• Instructions to follow: Please return all of the material exactly, with no line missing.
=-=-=
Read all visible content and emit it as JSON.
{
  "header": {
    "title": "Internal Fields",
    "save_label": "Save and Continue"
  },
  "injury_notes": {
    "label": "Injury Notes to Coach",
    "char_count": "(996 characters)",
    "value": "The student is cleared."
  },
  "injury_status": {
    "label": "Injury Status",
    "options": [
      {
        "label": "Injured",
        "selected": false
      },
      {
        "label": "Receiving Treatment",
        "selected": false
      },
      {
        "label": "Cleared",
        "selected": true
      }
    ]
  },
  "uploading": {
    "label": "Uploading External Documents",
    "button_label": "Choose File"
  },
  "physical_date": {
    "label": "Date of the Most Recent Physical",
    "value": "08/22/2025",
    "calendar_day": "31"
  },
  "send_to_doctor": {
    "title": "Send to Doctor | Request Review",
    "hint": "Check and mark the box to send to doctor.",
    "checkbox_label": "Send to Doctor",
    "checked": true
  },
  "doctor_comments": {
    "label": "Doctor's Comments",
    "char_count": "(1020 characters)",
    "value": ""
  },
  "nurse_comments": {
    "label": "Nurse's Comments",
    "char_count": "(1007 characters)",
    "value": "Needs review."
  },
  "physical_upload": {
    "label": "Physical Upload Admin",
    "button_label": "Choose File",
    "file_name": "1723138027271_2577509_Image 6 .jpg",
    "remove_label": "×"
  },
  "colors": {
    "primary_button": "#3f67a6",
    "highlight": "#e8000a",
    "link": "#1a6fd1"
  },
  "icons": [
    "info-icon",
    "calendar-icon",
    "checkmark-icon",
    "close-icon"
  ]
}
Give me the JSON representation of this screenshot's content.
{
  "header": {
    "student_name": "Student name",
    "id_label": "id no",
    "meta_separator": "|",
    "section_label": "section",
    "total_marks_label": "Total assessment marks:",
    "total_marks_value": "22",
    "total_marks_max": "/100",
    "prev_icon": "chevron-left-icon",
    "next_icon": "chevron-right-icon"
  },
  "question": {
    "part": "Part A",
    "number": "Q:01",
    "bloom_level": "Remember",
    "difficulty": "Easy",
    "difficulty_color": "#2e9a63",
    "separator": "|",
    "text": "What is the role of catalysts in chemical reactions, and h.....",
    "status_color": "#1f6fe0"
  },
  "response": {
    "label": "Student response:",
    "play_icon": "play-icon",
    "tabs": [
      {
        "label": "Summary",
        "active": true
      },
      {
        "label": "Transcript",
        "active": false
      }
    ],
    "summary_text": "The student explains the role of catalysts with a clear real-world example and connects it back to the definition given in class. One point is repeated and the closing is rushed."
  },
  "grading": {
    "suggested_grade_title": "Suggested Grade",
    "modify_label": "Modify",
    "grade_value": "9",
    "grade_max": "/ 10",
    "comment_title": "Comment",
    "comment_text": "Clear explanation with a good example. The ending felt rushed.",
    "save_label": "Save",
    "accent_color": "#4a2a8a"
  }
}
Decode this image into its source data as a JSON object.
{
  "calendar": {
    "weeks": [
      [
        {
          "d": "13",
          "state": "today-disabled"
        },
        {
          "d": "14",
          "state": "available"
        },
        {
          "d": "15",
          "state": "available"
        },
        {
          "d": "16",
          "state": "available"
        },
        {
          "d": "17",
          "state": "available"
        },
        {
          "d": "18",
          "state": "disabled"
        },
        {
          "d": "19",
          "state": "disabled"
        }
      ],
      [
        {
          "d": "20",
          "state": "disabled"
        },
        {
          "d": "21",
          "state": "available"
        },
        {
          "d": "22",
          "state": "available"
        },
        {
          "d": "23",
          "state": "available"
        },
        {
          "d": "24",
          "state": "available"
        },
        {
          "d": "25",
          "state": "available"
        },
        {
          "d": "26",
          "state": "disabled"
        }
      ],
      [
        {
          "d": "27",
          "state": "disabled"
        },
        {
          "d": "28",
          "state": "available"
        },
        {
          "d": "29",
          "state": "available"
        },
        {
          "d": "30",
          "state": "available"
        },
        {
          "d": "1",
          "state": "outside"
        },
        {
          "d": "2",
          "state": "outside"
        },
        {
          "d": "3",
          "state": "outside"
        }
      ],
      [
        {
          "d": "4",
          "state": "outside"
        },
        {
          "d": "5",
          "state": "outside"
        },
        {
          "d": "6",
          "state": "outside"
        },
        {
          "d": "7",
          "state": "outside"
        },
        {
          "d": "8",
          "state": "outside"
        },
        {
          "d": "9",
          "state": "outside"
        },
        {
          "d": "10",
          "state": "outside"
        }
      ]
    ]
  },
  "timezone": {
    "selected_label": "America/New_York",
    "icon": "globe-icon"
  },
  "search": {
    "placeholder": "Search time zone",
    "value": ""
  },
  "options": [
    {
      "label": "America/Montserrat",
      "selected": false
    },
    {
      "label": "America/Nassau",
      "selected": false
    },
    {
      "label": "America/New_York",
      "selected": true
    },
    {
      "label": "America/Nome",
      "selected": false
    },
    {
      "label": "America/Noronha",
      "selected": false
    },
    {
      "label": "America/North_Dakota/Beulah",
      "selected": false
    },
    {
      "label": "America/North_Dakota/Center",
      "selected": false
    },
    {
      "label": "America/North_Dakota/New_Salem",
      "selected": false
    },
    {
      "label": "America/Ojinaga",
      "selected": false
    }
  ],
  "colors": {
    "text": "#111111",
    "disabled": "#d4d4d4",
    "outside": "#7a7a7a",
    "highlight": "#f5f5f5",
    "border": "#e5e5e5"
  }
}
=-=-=
• Answer box:
Read all visible content and emit it as JSON.
{
  "header": {
    "title": "Internal Fields",
    "save_label": "Save and Continue"
  },
  "injury_notes": {
    "label": "Injury Notes to Coach",
    "char_count": "(996 characters)",
    "value": "The student is cleared."
  },
  "injury_status": {
    "label": "Injury Status",
    "options": [
      {
        "label": "Injured",
        "selected": false
      },
      {
        "label": "Receiving Treatment",
        "selected": false
      },
      {
        "label": "Cleared",
        "selected": true
      }
    ]
  },
  "uploading": {
    "label": "Uploading External Documents",
    "button_label": "Choose File"
  },
  "physical_date": {
    "label": "Date of the Most Recent Physical",
    "value": "08/22/2025",
    "calendar_day": "31"
  },
  "send_to_doctor": {
    "title": "Send to Doctor | Request Review",
    "hint": "Check and mark the box to send to doctor.",
    "checkbox_label": "Send to Doctor",
    "checked": true
  },
  "doctor_comments": {
    "label": "Doctor's Comments",
    "char_count": "(1020 characters)",
    "value": ""
  },
  "nurse_comments": {
    "label": "Nurse's Comments",
    "char_count": "(1007 characters)",
    "value": "Needs review."
  },
  "physical_upload": {
    "label": "Physical Upload Admin",
    "button_label": "Choose File",
    "file_name": "1723138027271_2577509_Image 6 .jpg",
    "remove_label": "×"
  },
  "colors": {
    "primary_button": "#3f67a6",
    "highlight": "#e8000a",
    "link": "#1a6fd1"
  },
  "icons": [
    "info-icon",
    "calendar-icon",
    "checkmark-icon",
    "close-icon"
  ]
}
Give me the JSON representation of this screenshot's content.
{
  "header": {
    "student_name": "Student name",
    "id_label": "id no",
    "meta_separator": "|",
    "section_label": "section",
    "total_marks_label": "Total assessment marks:",
    "total_marks_value": "22",
    "total_marks_max": "/100",
    "prev_icon": "chevron-left-icon",
    "next_icon": "chevron-right-icon"
  },
  "question": {
    "part": "Part A",
    "number": "Q:01",
    "bloom_level": "Remember",
    "difficulty": "Easy",
    "difficulty_color": "#2e9a63",
    "separator": "|",
    "text": "What is the role of catalysts in chemical reactions, and h.....",
    "status_color": "#1f6fe0"
  },
  "response": {
    "label": "Student response:",
    "play_icon": "play-icon",
    "tabs": [
      {
        "label": "Summary",
        "active": true
      },
      {
        "label": "Transcript",
        "active": false
      }
    ],
    "summary_text": "The student explains the role of catalysts with a clear real-world example and connects it back to the definition given in class. One point is repeated and the closing is rushed."
  },
  "grading": {
    "suggested_grade_title": "Suggested Grade",
    "modify_label": "Modify",
    "grade_value": "9",
    "grade_max": "/ 10",
    "comment_title": "Comment",
    "comment_text": "Clear explanation with a good example. The ending felt rushed.",
    "save_label": "Save",
    "accent_color": "#4a2a8a"
  }
}
Decode this image into its source data as a JSON object.
{
  "calendar": {
    "weeks": [
      [
        {
          "d": "13",
          "state": "today-disabled"
        },
        {
          "d": "14",
          "state": "available"
        },
        {
          "d": "15",
          "state": "available"
        },
        {
          "d": "16",
          "state": "available"
        },
        {
          "d": "17",
          "state": "available"
        },
        {
          "d": "18",
          "state": "disabled"
        },
        {
          "d": "19",
          "state": "disabled"
        }
      ],
      [
        {
          "d": "20",
          "state": "disabled"
        },
        {
          "d": "21",
          "state": "available"
        },
        {
          "d": "22",
          "state": "available"
        },
        {
          "d": "23",
          "state": "available"
        },
        {
          "d": "24",
          "state": "available"
        },
        {
          "d": "25",
          "state": "available"
        },
        {
          "d": "26",
          "state": "disabled"
        }
      ],
      [
        {
          "d": "27",
          "state": "disabled"
        },
        {
          "d": "28",
          "state": "available"
        },
        {
          "d": "29",
          "state": "available"
        },
        {
          "d": "30",
          "state": "available"
        },
        {
          "d": "1",
          "state": "outside"
        },
        {
          "d": "2",
          "state": "outside"
        },
        {
          "d": "3",
          "state": "outside"
        }
      ],
      [
        {
          "d": "4",
          "state": "outside"
        },
        {
          "d": "5",
          "state": "outside"
        },
        {
          "d": "6",
          "state": "outside"
        },
        {
          "d": "7",
          "state": "outside"
        },
        {
          "d": "8",
          "state": "outside"
        },
        {
          "d": "9",
          "state": "outside"
        },
        {
          "d": "10",
          "state": "outside"
        }
      ]
    ]
  },
  "timezone": {
    "selected_label": "America/New_York",
    "icon": "globe-icon"
  },
  "search": {
    "placeholder": "Search time zone",
    "value": ""
  },
  "options": [
    {
      "label": "America/Montserrat",
      "selected": false
    },
    {
      "label": "America/Nassau",
      "selected": false
    },
    {
      "label": "America/New_York",
      "selected": true
    },
    {
      "label": "America/Nome",
      "selected": false
    },
    {
      "label": "America/Noronha",
      "selected": false
    },
    {
      "label": "America/North_Dakota/Beulah",
      "selected": false
    },
    {
      "label": "America/North_Dakota/Center",
      "selected": false
    },
    {
      "label": "America/North_Dakota/New_Salem",
      "selected": false
    },
    {
      "label": "America/Ojinaga",
      "selected": false
    }
  ],
  "colors": {
    "text": "#111111",
    "disabled": "#d4d4d4",
    "outside": "#7a7a7a",
    "highlight": "#f5f5f5",
    "border": "#e5e5e5"
  }
}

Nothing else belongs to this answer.